Corona Diary: Day 55-57
The diary of a student who is no longer in school, following what this new virus means for us.
I used to do a lot of imagining what an apocalypse would be like (as you do), and it’s fun to compare the stories I imagined with the actual reality of what’s happening. This isn’t really an apocalypse as such, but it had the potential to be, which is where my over-the-top imagination comes in with detailed knowledge from a combination of dystopian books and movies to picture what could’ve been.

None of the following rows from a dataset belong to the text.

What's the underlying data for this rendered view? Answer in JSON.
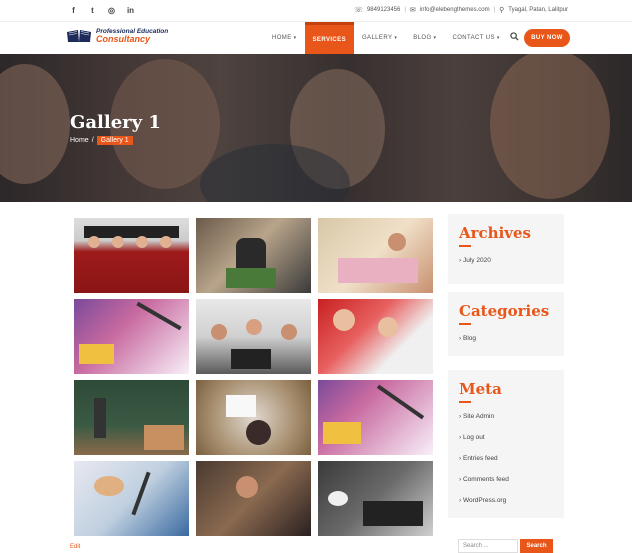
{
  "topbar": {
    "social_icons": [
      "facebook-icon",
      "twitter-icon",
      "instagram-icon",
      "linkedin-icon"
    ],
    "social_glyphs": [
      "f",
      "t",
      "◎",
      "in"
    ],
    "phone": "9849123456",
    "email": "info@elebengthemes.com",
    "location": "Tyagal, Patan, Lalitpur"
  },
  "header": {
    "logo_line1": "Professional Education",
    "logo_line2": "Consultancy",
    "nav": [
      {
        "label": "HOME",
        "dropdown": true
      },
      {
        "label": "SERVICES",
        "dropdown": false,
        "active": true
      },
      {
        "label": "GALLERY",
        "dropdown": true
      },
      {
        "label": "BLOG",
        "dropdown": true
      },
      {
        "label": "CONTACT US",
        "dropdown": true
      }
    ],
    "buy_label": "BUY NOW"
  },
  "hero": {
    "title": "Gallery 1",
    "breadcrumb_home": "Home",
    "breadcrumb_sep": "/",
    "breadcrumb_current": "Gallery 1"
  },
  "gallery": {
    "photos": [
      "graduates-photo",
      "cafe-students-photo",
      "classroom-kids-photo",
      "stationery-flatlay-photo",
      "office-team-photo",
      "kids-drawing-photo",
      "chalkboard-photo",
      "child-reading-photo",
      "pencils-palette-photo",
      "art-supplies-photo",
      "laptop-student-photo",
      "study-desk-photo"
    ]
  },
  "edit_label": "Edit",
  "sidebar": {
    "archives_title": "Archives",
    "archives": [
      "July 2020"
    ],
    "categories_title": "Categories",
    "categories": [
      "Blog"
    ],
    "meta_title": "Meta",
    "meta": [
      "Site Admin",
      "Log out",
      "Entries feed",
      "Comments feed",
      "WordPress.org"
    ],
    "search_placeholder": "Search ...",
    "search_button": "Search"
  },
  "colors": {
    "accent": "#e8561a",
    "navy": "#1c2b5a"
  }
}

My first thought when I imagine an apocalypse was always climate change or a nuclear war, but a virus did cross my mind too. The first thing that always seemed to happen in movies was people raiding the shops, and at points we did honestly seem close to that. Luckily people stuck with just buying far too much toilet paper instead of all out looting.
The main part of my apocalypse plan was always to run to the forest or the Cheviot Hills to stay away from most of the population, because in most dystopian situations people are not going to be your friends. However, due to the fact that step 1 of looting didn’t go ahead and our house has central heating, we decided to stay at home. People haven’t tried to kill us for food supplies yet, so it seems like a pretty good decision.

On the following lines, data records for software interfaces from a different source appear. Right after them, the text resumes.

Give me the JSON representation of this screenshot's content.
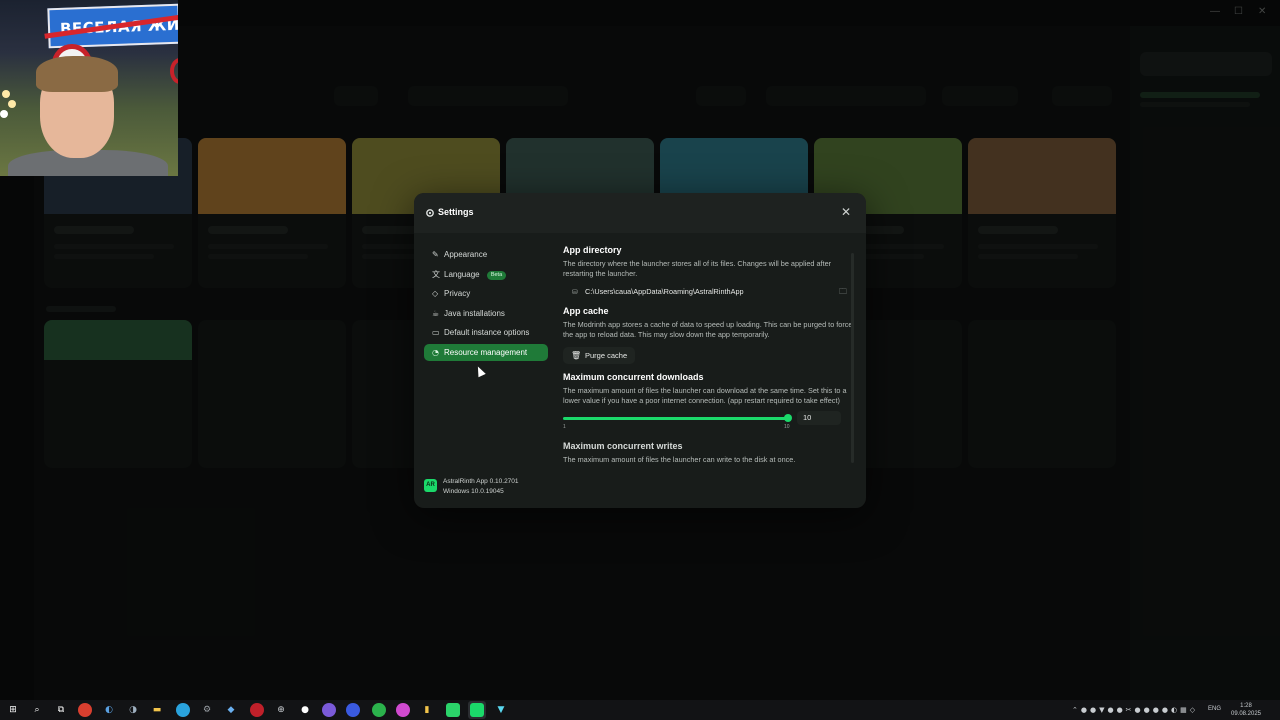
{
  "webcam": {
    "sign_text": "ВЕСЕЛАЯ ЖИЗ"
  },
  "dialog": {
    "title": "Settings",
    "close_icon": "close-icon",
    "nav": [
      {
        "label": "Appearance",
        "icon": "brush-icon"
      },
      {
        "label": "Language",
        "icon": "language-icon",
        "badge": "Beta"
      },
      {
        "label": "Privacy",
        "icon": "shield-icon"
      },
      {
        "label": "Java installations",
        "icon": "coffee-icon"
      },
      {
        "label": "Default instance options",
        "icon": "window-icon"
      },
      {
        "label": "Resource management",
        "icon": "gauge-icon",
        "active": true
      }
    ],
    "app_info": {
      "name": "AstralRinth App 0.10.2701",
      "os": "Windows 10.0.19045",
      "logo_text": "AR"
    },
    "sections": {
      "app_directory": {
        "title": "App directory",
        "description": "The directory where the launcher stores all of its files. Changes will be applied after restarting the launcher.",
        "path": "C:\\Users\\caua\\AppData\\Roaming\\AstralRinthApp"
      },
      "app_cache": {
        "title": "App cache",
        "description": "The Modrinth app stores a cache of data to speed up loading. This can be purged to force the app to reload data. This may slow down the app temporarily.",
        "button": "Purge cache"
      },
      "max_downloads": {
        "title": "Maximum concurrent downloads",
        "description": "The maximum amount of files the launcher can download at the same time. Set this to a lower value if you have a poor internet connection. (app restart required to take effect)",
        "slider_min": "1",
        "slider_max": "10",
        "value": "10"
      },
      "max_writes": {
        "title": "Maximum concurrent writes",
        "description": "The maximum amount of files the launcher can write to the disk at once."
      }
    }
  },
  "taskbar": {
    "lang": "ENG",
    "time": "1:28",
    "date": "09.08.2025"
  },
  "colors": {
    "accent": "#1bd96a",
    "active_nav": "#1f7a38",
    "dialog_bg": "#181c1a"
  }
}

I was also fairly sure, as soon as the virus started to be reported more closely, that there were going to be some sort of zombies involved. That seemed like something that just sort of came with the package deal of pandemics. This one doesn’t seem to have happened yet, but I guess there’s still time. I’ve been preparing by watching zombie movies. Just in case.
Overall, though, everyone seems to have coped a lot better with this whole situation than they do in movies. Instead of stocking up on weapons and joining gangs that have the most food, we’ve been putting up rainbows in our windows and clapping every Thursday evening. This is much better than the usual pandemic-style movies: communities coming together and following rules, with no zombies. Yet.
by Lily Tibbitts